▸ Exercise goal: Give the number of lines in the following entries that contain the word "JSON", with nothing added.

▸ Extracted records:
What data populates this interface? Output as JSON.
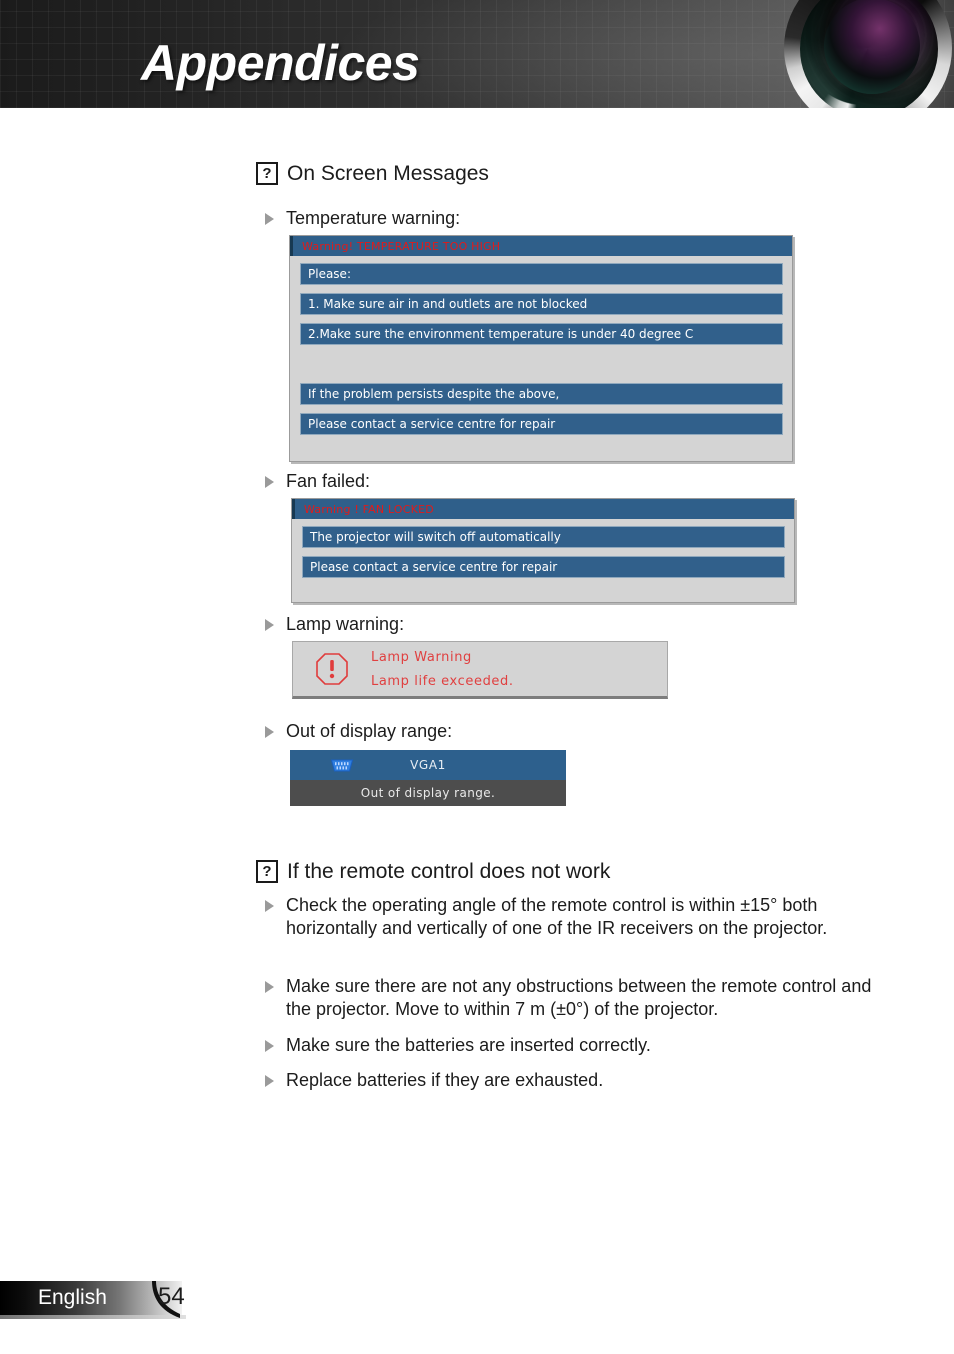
{
  "header": {
    "title": "Appendices",
    "lens_graphic": "camera-lens"
  },
  "sections": [
    {
      "id": "on-screen-messages",
      "icon": "question-mark-icon",
      "icon_glyph": "?",
      "heading": "On Screen Messages",
      "items": [
        {
          "label": "Temperature warning:"
        },
        {
          "label": "Fan failed:"
        },
        {
          "label": "Lamp warning:"
        },
        {
          "label": "Out of display range:"
        }
      ]
    },
    {
      "id": "remote-control-does-not-work",
      "icon": "question-mark-icon",
      "icon_glyph": "?",
      "heading": "If the remote control does not work",
      "items": [
        {
          "label": "Check the operating angle of the remote control is within ±15° both horizontally and vertically of one of the IR receivers on the projector."
        },
        {
          "label": "Make sure there are not any obstructions between the remote control and the projector. Move to within 7 m (±0°) of the projector."
        },
        {
          "label": "Make sure the batteries are inserted correctly."
        },
        {
          "label": "Replace batteries if they are exhausted."
        }
      ]
    }
  ],
  "dialogs": {
    "temperature": {
      "title": "Warning! TEMPERATURE TOO HIGH",
      "rows": [
        "Please:",
        "1. Make sure air in and outlets are not blocked",
        "2.Make sure the environment temperature is under 40 degree C",
        "",
        "If the problem persists despite the above,",
        "Please contact a service centre for repair"
      ]
    },
    "fan": {
      "title": "Warning ! FAN LOCKED",
      "rows": [
        "The projector will switch off automatically",
        "Please contact a service centre for repair"
      ]
    },
    "lamp": {
      "icon": "warning-exclamation-icon",
      "line1": "Lamp Warning",
      "line2": "Lamp life exceeded."
    },
    "range": {
      "source_icon": "vga-connector-icon",
      "source_label": "VGA1",
      "message": "Out of display range."
    }
  },
  "footer": {
    "language": "English",
    "page_number": "54"
  },
  "colors": {
    "osd_title_bar": "#2f5f8a",
    "osd_row": "#31608b",
    "osd_body": "#d4d4d4",
    "warning_red": "#e01b1b",
    "lamp_red": "#e04040",
    "range_top": "#2d608d",
    "range_bottom": "#4d4d4d"
  }
}
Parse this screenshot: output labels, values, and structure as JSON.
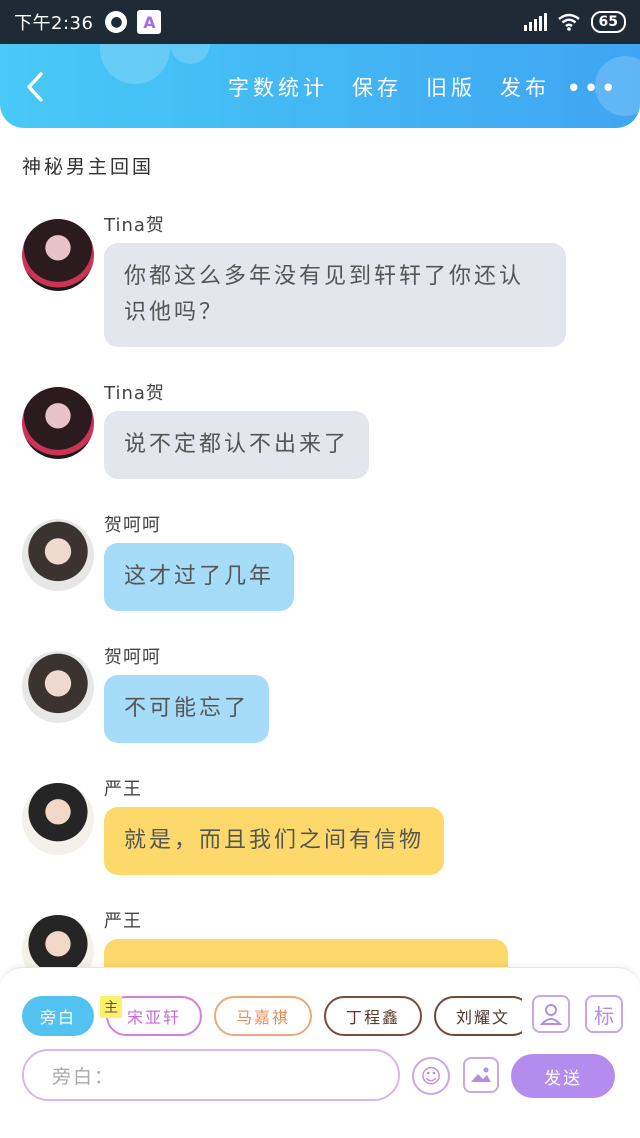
{
  "status_bar": {
    "time": "下午2:36",
    "app_icon_1": "●",
    "app_icon_2": "A",
    "battery": "65"
  },
  "header": {
    "back_icon": "chevron-left-icon",
    "actions": [
      "字数统计",
      "保存",
      "旧版",
      "发布"
    ],
    "more_label": "•••"
  },
  "story": {
    "title": "神秘男主回国"
  },
  "messages": [
    {
      "name": "Tina贺",
      "text": "你都这么多年没有见到轩轩了你还认识他吗？",
      "color": "gray"
    },
    {
      "name": "Tina贺",
      "text": "说不定都认不出来了",
      "color": "gray"
    },
    {
      "name": "贺呵呵",
      "text": "这才过了几年",
      "color": "blue"
    },
    {
      "name": "贺呵呵",
      "text": "不可能忘了",
      "color": "blue"
    },
    {
      "name": "严王",
      "text": "就是，而且我们之间有信物",
      "color": "yellow"
    },
    {
      "name": "严王",
      "text": "",
      "color": "yellow"
    }
  ],
  "bottom": {
    "roles": [
      "旁白",
      "宋亚轩",
      "马嘉祺",
      "丁程鑫",
      "刘耀文"
    ],
    "main_tag": "主",
    "tag_label": "标",
    "input_placeholder": "旁白：",
    "send_label": "发送",
    "emoji_icon": "☺",
    "image_icon": "▲"
  },
  "colors": {
    "header_gradient_start": "#48c9f6",
    "header_gradient_end": "#3fa5f3",
    "bubble_gray": "#e4e6ee",
    "bubble_blue": "#a6dcf8",
    "bubble_yellow": "#fcd96a",
    "send_button": "#b48cee"
  }
}
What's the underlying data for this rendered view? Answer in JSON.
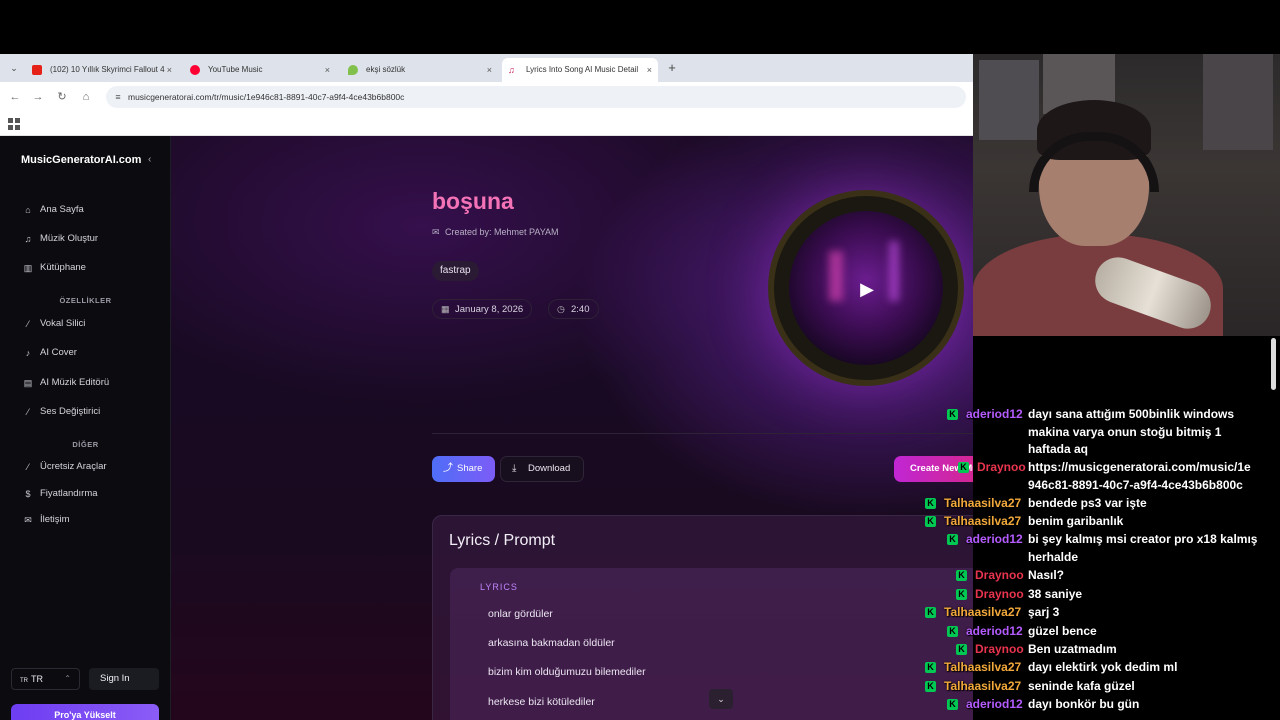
{
  "browser": {
    "tabs": [
      {
        "label": "(102) 10 Yıllık Skyrimci Fallout 4",
        "close": "×"
      },
      {
        "label": "YouTube Music",
        "close": "×"
      },
      {
        "label": "ekşi sözlük",
        "close": "×"
      },
      {
        "label": "Lyrics Into Song AI Music Detail",
        "close": "×"
      }
    ],
    "new_tab": "+",
    "url": "musicgeneratorai.com/tr/music/1e946c81-8891-40c7-a9f4-4ce43b6b800c",
    "url_icon": "tune-icon"
  },
  "sidebar": {
    "brand": "MusicGeneratorAI.com",
    "collapse": "‹",
    "items_main": [
      {
        "label": "Ana Sayfa",
        "icon": "home-icon",
        "glyph": "⌂"
      },
      {
        "label": "Müzik Oluştur",
        "icon": "music-note-icon",
        "glyph": "♫"
      },
      {
        "label": "Kütüphane",
        "icon": "library-icon",
        "glyph": "▥"
      }
    ],
    "section_features": "ÖZELLİKLER",
    "items_features": [
      {
        "label": "Vokal Silici",
        "icon": "wand-icon",
        "glyph": "⁄"
      },
      {
        "label": "AI Cover",
        "icon": "mic-icon",
        "glyph": "♪"
      },
      {
        "label": "AI Müzik Editörü",
        "icon": "editor-icon",
        "glyph": "▤"
      },
      {
        "label": "Ses Değiştirici",
        "icon": "wand-icon",
        "glyph": "⁄"
      }
    ],
    "section_other": "DİĞER",
    "items_other": [
      {
        "label": "Ücretsiz Araçlar",
        "icon": "tools-icon",
        "glyph": "⁄"
      },
      {
        "label": "Fiyatlandırma",
        "icon": "dollar-icon",
        "glyph": "$"
      },
      {
        "label": "İletişim",
        "icon": "mail-icon",
        "glyph": "✉"
      }
    ],
    "lang_flag": "TR",
    "lang": "TR",
    "lang_arrow": "⌃",
    "signin": "Sign In",
    "upgrade": "Pro'ya Yükselt"
  },
  "song": {
    "title": "boşuna",
    "created_by": "Created by: Mehmet PAYAM",
    "tag": "fastrap",
    "date": "January 8, 2026",
    "duration": "2:40",
    "play_icon": "play-icon"
  },
  "actions": {
    "share": "Share",
    "download": "Download",
    "create": "Create New Music"
  },
  "lyrics": {
    "heading": "Lyrics / Prompt",
    "label": "LYRICS",
    "lines": [
      "onlar gördüler",
      "arkasına bakmadan öldüler",
      "bizim kim olduğumuzu bilemediler",
      "herkese bizi kötülediler"
    ]
  },
  "chat": {
    "messages": [
      {
        "user": "aderiod12",
        "color": "#b45cff",
        "text": "dayı sana attığım 500binlik windows"
      },
      {
        "user": "",
        "color": "#b45cff",
        "text": "makina varya onun stoğu bitmiş 1"
      },
      {
        "user": "",
        "color": "#b45cff",
        "text": "haftada aq"
      },
      {
        "user": "Draynoo",
        "color": "#e8344e",
        "text": "https://musicgeneratorai.com/music/1e"
      },
      {
        "user": "",
        "color": "#e8344e",
        "text": "946c81-8891-40c7-a9f4-4ce43b6b800c"
      },
      {
        "user": "Talhaasilva27",
        "color": "#f2a93b",
        "text": "bendede ps3 var işte"
      },
      {
        "user": "Talhaasilva27",
        "color": "#f2a93b",
        "text": "benim garibanlık"
      },
      {
        "user": "aderiod12",
        "color": "#b45cff",
        "text": "bi şey kalmış msi creator pro x18 kalmış"
      },
      {
        "user": "",
        "color": "#b45cff",
        "text": "herhalde"
      },
      {
        "user": "Draynoo",
        "color": "#e8344e",
        "text": "Nasıl?"
      },
      {
        "user": "Draynoo",
        "color": "#e8344e",
        "text": "38 saniye"
      },
      {
        "user": "Talhaasilva27",
        "color": "#f2a93b",
        "text": "şarj 3"
      },
      {
        "user": "aderiod12",
        "color": "#b45cff",
        "text": "güzel bence"
      },
      {
        "user": "Draynoo",
        "color": "#e8344e",
        "text": "Ben uzatmadım"
      },
      {
        "user": "Talhaasilva27",
        "color": "#f2a93b",
        "text": "dayı elektirk yok dedim ml"
      },
      {
        "user": "Talhaasilva27",
        "color": "#f2a93b",
        "text": "seninde kafa güzel"
      },
      {
        "user": "aderiod12",
        "color": "#b45cff",
        "text": "dayı bonkör bu gün"
      }
    ]
  }
}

▸ Solution: 3